Component data from apps and pages:
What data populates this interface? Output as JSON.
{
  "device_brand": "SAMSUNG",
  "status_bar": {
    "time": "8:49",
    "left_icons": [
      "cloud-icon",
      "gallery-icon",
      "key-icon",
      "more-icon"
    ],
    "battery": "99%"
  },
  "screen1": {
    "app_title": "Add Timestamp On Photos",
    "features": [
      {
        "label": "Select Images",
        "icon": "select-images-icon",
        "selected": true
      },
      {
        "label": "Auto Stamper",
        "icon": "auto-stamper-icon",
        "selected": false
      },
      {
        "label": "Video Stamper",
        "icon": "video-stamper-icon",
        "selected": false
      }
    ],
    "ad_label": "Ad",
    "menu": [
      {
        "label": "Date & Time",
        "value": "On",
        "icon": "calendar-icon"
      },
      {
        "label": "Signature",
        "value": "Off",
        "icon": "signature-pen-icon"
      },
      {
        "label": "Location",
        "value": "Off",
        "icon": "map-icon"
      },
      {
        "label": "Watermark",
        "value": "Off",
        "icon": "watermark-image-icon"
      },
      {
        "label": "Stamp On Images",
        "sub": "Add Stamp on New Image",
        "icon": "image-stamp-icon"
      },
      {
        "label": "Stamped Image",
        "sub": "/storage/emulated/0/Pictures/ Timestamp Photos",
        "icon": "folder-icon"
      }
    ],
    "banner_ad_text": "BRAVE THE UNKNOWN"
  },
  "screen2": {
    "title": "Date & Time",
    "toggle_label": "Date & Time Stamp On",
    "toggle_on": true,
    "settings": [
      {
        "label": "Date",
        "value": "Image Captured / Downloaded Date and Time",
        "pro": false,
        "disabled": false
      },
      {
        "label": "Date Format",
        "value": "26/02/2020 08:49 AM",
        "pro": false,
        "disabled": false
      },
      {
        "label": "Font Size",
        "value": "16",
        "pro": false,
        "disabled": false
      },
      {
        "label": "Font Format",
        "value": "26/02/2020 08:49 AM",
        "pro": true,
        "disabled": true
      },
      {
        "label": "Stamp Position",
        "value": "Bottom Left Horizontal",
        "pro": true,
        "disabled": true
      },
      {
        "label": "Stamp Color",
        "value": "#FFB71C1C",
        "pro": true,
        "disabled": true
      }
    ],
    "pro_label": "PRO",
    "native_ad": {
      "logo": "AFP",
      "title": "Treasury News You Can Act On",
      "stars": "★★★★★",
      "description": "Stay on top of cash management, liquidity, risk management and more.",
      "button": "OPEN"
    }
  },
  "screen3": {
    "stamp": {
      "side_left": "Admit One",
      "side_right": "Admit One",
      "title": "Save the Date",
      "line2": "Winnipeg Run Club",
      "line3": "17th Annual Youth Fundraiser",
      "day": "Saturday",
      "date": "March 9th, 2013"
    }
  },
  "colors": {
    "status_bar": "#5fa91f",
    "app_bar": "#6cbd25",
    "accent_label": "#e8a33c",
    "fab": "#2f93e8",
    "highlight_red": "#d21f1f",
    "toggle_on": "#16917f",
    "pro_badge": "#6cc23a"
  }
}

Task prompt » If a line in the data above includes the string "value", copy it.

Exercise output »
        "value": "On",
        "value": "Off",
        "value": "Off",
        "value": "Off",
        "value": "Image Captured / Downloaded Date and Time",
        "value": "26/02/2020 08:49 AM",
        "value": "16",
        "value": "26/02/2020 08:49 AM",
        "value": "Bottom Left Horizontal",
        "value": "#FFB71C1C",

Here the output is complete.